Flogged it Friday! Yamaha RD250 cylinder head.

Flogged it Friday! Yamaha RD250 cylinder head.

“Where do you find these new old stock items?”

When buying up job lots of motorcycle parts you are never too sure what items lurk within the multitude of crates, cardboard boxesYamaha RD250 cylinder head and sacks of stuff. If the price is right you rarely delve too deep because you just know that the sums will add up.

New old stock parts are always good news. Anything that’s in its original packaging with the part number attached, is not only easy to identify, but a piece of piss to sell on. Genuine parts will always demand a premium over pattern gear.

“Coals to Newcastle.”

Yamaha RD250 cylinder headeBay offers you the platform to advertise your stock to a worldwide audience and with their Global Shipping Programme you can easily dispatch your sold items to foreign sellers with ease. eBay handles the whole process and charges the buyer direct when they opt to buy the part.

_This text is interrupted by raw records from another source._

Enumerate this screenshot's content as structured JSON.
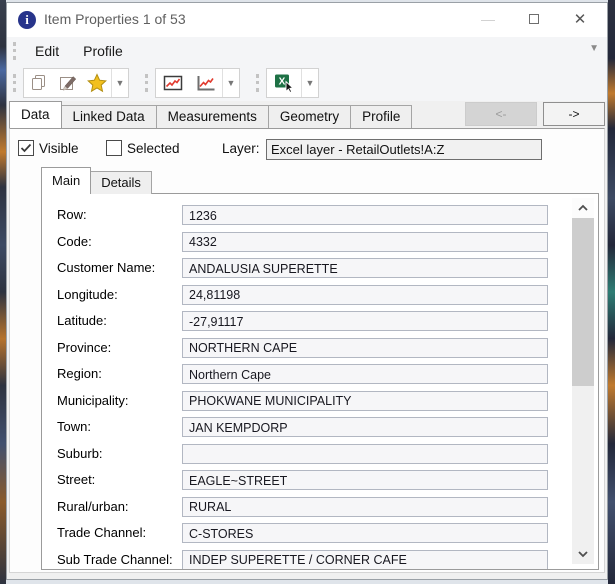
{
  "window": {
    "title": "Item Properties 1 of 53",
    "minimize_glyph": "—",
    "close_glyph": "✕"
  },
  "menu": {
    "items": [
      {
        "label": "Edit"
      },
      {
        "label": "Profile"
      }
    ],
    "overflow_glyph": "▼"
  },
  "toolbar": {
    "dropdown_glyph": "▼",
    "groups": [
      {
        "name": "clipboard",
        "icons": [
          "copy-icon",
          "edit-item-icon",
          "favorite-star-icon"
        ]
      },
      {
        "name": "charts",
        "icons": [
          "chart-line-boxed-icon",
          "chart-line-axis-icon"
        ]
      },
      {
        "name": "excel",
        "icons": [
          "excel-select-icon"
        ]
      }
    ]
  },
  "tabs": {
    "items": [
      "Data",
      "Linked Data",
      "Measurements",
      "Geometry",
      "Profile"
    ],
    "active_index": 0
  },
  "nav_buttons": {
    "back_label": "<-",
    "forward_label": "->",
    "back_enabled": false
  },
  "data_tab": {
    "visible_label": "Visible",
    "visible_checked": true,
    "selected_label": "Selected",
    "selected_checked": false,
    "layer_label": "Layer:",
    "layer_value": "Excel layer - RetailOutlets!A:Z"
  },
  "subtabs": {
    "items": [
      "Main",
      "Details"
    ],
    "active_index": 0
  },
  "form": {
    "fields": [
      {
        "label": "Row:",
        "value": "1236"
      },
      {
        "label": "Code:",
        "value": "4332"
      },
      {
        "label": "Customer Name:",
        "value": "ANDALUSIA SUPERETTE"
      },
      {
        "label": "Longitude:",
        "value": "24,81198"
      },
      {
        "label": "Latitude:",
        "value": "-27,91117"
      },
      {
        "label": "Province:",
        "value": "NORTHERN CAPE"
      },
      {
        "label": "Region:",
        "value": "Northern Cape"
      },
      {
        "label": "Municipality:",
        "value": "PHOKWANE MUNICIPALITY"
      },
      {
        "label": "Town:",
        "value": "JAN KEMPDORP"
      },
      {
        "label": "Suburb:",
        "value": ""
      },
      {
        "label": "Street:",
        "value": "EAGLE~STREET"
      },
      {
        "label": "Rural/urban:",
        "value": "RURAL"
      },
      {
        "label": "Trade Channel:",
        "value": "C-STORES"
      },
      {
        "label": "Sub Trade Channel:",
        "value": "INDEP SUPERETTE / CORNER CAFE"
      }
    ]
  },
  "colors": {
    "accent_star": "#f2c01e",
    "chart_line": "#e23a2e",
    "excel_green": "#1e7145",
    "info_icon_blue": "#27348b"
  }
}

All you need to do is stick it in a box and post it to their UK hub. What’s attractive to us sellers is, once it reaches the hub that’s it. The rest of its journey is handled by eBay, so if there is any mishaps the buyer chases eBay’s arse, not ours!

This unused air cooled Yamaha RD250 cylinder head was snapped up by a punter in Japan! Having spent gawd knows how many years gathering dust at a Yamaha dealer in the UK, it spent about 2 weeks in our shed before its return to the motherland!

“What did it make?”Yamaha RD250 cylinder head

Having applied two stroke tax to this piece of 70s metal, I stuck it up for £50. If there had been a pair, I could’ve commanded a premium on that price, but like having only one glove, my market was narrowed given that it sold so swiftly. I can’t stop wondering if maybe I went in too cheap, who cares! It’s been, gone and it’s only metal.

Article provided by Scottie Redmond

of NTS Bike Breakers.